The Society of Wedding and Portrait Photographers invited me to come to England and Ireland to do a series of lectures and classes. The SWPP is fast becoming one of the world's leading groups dedicated to advancing the professionalism of portrait and wedding photographers throughout Europe. As I was reviewing the images recently I thought that there was so much information in some of them I just had to share them with the rest of the society's members.
Not only were the photographers receptive to my instruction, but they were also anxious to be my models. Two photographers in particular, Patricia Fernandez Li and one of her employees, Patrick, added immeasurably to the classes by providing magnificent costumes that they use daily in their business. Patricia's studio, Castle Photography, is located in an historic district, almost adjacent to Windsor Castle. They have an incredible collection of period costumes for dressing up tourists and photographing them either in their studio or on location.
We had the benefit of Patricia and Patrick with their costumes both in England and Ireland. The areas surrounding where I was appearing abounded in locations in which to photograph them. At a nearby old church I posed them underneath a carriage pass-through, covering them from overhead. I kept them closer to one side of the openings, so that I could have a natural main light. Later in Photoshop I burned-in the edges of the picture and opened up the detail in their clothing by using Image/Adjust/Shadow Highlight. [TOP]
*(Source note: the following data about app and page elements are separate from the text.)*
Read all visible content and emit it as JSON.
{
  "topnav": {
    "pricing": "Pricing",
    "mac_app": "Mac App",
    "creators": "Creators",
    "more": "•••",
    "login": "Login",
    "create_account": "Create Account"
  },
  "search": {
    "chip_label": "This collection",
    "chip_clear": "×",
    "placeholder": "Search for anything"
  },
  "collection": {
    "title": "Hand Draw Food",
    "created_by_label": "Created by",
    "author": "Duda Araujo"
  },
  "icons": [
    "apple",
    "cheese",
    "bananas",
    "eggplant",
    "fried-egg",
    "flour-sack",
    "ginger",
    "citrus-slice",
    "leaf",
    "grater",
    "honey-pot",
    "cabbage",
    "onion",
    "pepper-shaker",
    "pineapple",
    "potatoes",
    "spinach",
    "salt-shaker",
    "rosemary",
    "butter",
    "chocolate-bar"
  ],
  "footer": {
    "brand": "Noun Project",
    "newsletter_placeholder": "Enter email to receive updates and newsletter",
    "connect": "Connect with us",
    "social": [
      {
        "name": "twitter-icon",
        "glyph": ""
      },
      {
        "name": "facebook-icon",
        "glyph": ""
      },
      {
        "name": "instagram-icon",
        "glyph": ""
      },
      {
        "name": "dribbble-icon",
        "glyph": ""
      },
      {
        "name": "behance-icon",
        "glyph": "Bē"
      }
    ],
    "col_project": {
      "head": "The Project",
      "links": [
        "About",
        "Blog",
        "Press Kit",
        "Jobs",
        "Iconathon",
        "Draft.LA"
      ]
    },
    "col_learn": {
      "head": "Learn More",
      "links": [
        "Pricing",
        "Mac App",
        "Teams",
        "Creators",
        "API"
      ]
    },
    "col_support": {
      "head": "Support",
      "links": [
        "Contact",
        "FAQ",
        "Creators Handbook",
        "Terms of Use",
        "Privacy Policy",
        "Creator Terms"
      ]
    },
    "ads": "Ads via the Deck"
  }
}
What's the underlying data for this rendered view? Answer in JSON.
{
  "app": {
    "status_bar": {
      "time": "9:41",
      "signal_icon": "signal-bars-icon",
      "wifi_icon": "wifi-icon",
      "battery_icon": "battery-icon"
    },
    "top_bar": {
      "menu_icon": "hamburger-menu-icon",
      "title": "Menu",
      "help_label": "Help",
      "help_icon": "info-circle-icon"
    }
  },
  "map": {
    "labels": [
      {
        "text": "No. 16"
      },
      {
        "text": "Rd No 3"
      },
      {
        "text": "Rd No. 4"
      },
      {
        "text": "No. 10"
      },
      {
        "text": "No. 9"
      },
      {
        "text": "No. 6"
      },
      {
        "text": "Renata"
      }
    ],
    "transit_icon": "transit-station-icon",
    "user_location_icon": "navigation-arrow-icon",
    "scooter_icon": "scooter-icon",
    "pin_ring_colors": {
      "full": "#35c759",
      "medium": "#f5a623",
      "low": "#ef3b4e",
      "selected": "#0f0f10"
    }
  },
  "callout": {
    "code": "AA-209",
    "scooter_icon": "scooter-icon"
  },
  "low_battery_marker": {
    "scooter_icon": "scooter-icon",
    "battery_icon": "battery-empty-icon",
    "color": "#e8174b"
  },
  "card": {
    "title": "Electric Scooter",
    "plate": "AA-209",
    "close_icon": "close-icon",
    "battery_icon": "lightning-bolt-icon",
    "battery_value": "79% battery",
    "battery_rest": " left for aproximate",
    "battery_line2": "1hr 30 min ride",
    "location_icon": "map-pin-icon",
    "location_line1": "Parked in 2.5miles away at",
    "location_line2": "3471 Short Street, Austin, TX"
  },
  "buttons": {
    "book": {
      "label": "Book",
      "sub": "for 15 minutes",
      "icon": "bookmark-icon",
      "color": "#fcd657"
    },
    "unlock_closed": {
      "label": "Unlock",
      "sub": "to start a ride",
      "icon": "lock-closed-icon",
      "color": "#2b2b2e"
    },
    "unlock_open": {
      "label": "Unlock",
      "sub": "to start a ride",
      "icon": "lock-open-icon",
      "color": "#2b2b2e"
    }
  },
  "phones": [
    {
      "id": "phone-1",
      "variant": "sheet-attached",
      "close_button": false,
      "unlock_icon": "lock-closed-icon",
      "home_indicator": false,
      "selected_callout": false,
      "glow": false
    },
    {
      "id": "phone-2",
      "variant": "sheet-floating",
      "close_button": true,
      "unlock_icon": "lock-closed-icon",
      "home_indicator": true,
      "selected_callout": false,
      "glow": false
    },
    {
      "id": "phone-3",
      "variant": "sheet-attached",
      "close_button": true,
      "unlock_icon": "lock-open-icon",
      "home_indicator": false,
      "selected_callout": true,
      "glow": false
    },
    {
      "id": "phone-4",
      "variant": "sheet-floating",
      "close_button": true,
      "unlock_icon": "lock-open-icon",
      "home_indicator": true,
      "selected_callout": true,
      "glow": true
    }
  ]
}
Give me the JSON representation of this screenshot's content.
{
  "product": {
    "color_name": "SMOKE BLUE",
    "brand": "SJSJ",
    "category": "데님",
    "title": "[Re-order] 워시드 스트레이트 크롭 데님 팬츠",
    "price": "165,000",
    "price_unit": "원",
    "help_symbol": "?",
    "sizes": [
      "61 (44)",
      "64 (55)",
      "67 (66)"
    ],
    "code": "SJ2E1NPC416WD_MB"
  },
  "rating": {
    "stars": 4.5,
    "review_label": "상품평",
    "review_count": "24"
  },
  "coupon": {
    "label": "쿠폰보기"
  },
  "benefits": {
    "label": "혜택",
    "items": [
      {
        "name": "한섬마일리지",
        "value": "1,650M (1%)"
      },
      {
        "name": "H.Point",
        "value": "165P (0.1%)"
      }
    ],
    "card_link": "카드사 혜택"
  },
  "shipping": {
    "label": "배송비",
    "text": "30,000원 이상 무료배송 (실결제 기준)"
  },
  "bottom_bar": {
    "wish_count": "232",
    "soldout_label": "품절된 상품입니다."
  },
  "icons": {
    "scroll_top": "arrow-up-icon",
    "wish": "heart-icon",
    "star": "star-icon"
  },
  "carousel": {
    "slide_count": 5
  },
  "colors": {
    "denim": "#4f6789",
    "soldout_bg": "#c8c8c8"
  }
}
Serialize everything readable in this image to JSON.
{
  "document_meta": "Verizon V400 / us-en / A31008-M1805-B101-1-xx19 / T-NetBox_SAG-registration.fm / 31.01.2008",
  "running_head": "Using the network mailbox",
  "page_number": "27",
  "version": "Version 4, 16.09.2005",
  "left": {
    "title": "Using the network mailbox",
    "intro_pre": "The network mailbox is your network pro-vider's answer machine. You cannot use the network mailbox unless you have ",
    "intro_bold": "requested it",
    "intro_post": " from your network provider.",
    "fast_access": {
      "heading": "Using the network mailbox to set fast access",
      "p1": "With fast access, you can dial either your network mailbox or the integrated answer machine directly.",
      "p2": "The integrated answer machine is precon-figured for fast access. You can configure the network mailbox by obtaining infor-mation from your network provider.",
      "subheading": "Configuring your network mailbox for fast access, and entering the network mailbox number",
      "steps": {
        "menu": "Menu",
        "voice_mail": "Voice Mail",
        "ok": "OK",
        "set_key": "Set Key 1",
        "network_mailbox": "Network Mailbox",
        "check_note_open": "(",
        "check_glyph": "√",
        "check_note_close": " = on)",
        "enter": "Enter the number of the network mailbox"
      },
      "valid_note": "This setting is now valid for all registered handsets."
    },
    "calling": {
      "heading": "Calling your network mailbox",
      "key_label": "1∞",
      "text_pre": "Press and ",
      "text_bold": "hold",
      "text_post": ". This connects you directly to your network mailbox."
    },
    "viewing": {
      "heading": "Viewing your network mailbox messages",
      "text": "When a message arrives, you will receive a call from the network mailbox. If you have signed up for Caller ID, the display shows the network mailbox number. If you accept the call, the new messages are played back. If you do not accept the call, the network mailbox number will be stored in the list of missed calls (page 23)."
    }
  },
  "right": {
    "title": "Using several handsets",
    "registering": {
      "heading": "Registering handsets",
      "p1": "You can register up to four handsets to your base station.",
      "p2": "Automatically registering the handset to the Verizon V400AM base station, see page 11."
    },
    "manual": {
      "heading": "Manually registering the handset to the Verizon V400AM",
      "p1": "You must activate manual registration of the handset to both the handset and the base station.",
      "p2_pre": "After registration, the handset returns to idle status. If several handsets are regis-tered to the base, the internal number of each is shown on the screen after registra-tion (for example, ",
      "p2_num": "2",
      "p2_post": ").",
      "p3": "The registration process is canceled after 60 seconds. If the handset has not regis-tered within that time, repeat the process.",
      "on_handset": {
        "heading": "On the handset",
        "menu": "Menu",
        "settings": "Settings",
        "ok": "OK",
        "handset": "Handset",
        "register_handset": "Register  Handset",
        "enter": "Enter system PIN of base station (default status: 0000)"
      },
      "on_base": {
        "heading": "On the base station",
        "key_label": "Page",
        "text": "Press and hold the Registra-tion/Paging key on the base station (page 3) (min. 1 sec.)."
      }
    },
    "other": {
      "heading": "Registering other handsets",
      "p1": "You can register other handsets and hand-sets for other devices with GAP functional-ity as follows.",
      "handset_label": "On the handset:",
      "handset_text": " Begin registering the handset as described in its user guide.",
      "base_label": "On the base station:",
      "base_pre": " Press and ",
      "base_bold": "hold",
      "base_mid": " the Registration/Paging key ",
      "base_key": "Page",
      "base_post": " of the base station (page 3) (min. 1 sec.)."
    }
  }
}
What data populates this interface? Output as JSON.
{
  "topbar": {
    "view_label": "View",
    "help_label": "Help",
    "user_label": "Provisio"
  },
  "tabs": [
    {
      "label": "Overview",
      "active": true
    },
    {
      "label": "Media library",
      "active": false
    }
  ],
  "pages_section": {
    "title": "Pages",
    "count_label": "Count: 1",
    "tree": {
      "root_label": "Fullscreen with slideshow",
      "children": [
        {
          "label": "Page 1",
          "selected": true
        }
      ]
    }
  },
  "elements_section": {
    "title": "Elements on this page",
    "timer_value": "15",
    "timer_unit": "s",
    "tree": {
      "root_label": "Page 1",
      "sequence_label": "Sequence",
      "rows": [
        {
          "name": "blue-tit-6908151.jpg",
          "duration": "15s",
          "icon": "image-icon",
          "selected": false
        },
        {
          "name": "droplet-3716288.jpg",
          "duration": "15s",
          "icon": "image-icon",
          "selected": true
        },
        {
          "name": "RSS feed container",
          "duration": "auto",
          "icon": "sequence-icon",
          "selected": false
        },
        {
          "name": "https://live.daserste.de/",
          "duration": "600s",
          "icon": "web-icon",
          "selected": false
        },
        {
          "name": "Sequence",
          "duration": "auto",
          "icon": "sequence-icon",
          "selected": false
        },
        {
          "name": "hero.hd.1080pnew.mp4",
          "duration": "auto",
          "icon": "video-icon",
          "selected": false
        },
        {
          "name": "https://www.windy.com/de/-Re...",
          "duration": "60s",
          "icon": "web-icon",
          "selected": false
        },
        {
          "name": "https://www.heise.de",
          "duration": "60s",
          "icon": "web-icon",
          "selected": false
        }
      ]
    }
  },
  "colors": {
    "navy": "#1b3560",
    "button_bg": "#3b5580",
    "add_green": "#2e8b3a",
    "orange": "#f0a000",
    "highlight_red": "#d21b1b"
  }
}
At the same location I posed the local Vicar in front of his church. The light was overcast with very little direction of light (as can be seen on the church, itself, in the background. A black and white rendition of the picture looked much better than the original colour. A 16-35mm Canon wide-angle lens allowed me to keep the vicar close to the camera and the most important part of the picture, while keeping his church a secondary interest - far in the background. 
Inside another church in Ireland, Patricia and Patrick posed as our bride and groom. Just within the entrance to the church Patricia kneeled at an altar in a small, side-room. Natural light coming through the window was all that I needed. With the ISO set up to 1000 I was able to handhold the camera. I toned down the window and sides of the picture (focusing attention on the central theme of the picture) by adding an adjustment later in Curves and painting out the centre to create the darkened edges. 
Within the main sanctuary I took advantage of the natural light coming in through a high window, placing the bride and groom strategically so that I could show both of them as well as some of the architecture of the church. I explained to all the photographers how important it is to observe the natural light and use it whenever and wherever possible to maintain the integrity of the church's interior. 
On another day Patricia and Patrick posed in the same costumes ...this time on the front lawn of the hotel where the class was being held in Ireland. I took advantage of the early morning sunlight, using it as the main light. Again, a wide-angle lens allowed me to keep the couple up close to the camera and still show a lot of background detail. The fence happened to catch the light more than I wanted it to. To darken the fence behind them I changed the mode of the picture to Lab Mode, selected the Brightness channel, darkened the fence with the Burn Tool and then converted the photograph back to RGB. 
The Societies of Photographers Convention and Trade Show at The Novotel London West, Hammersmith ...
You have 60 days until The Societies of Photographers Convention starting on Wednesday 22nd January 2020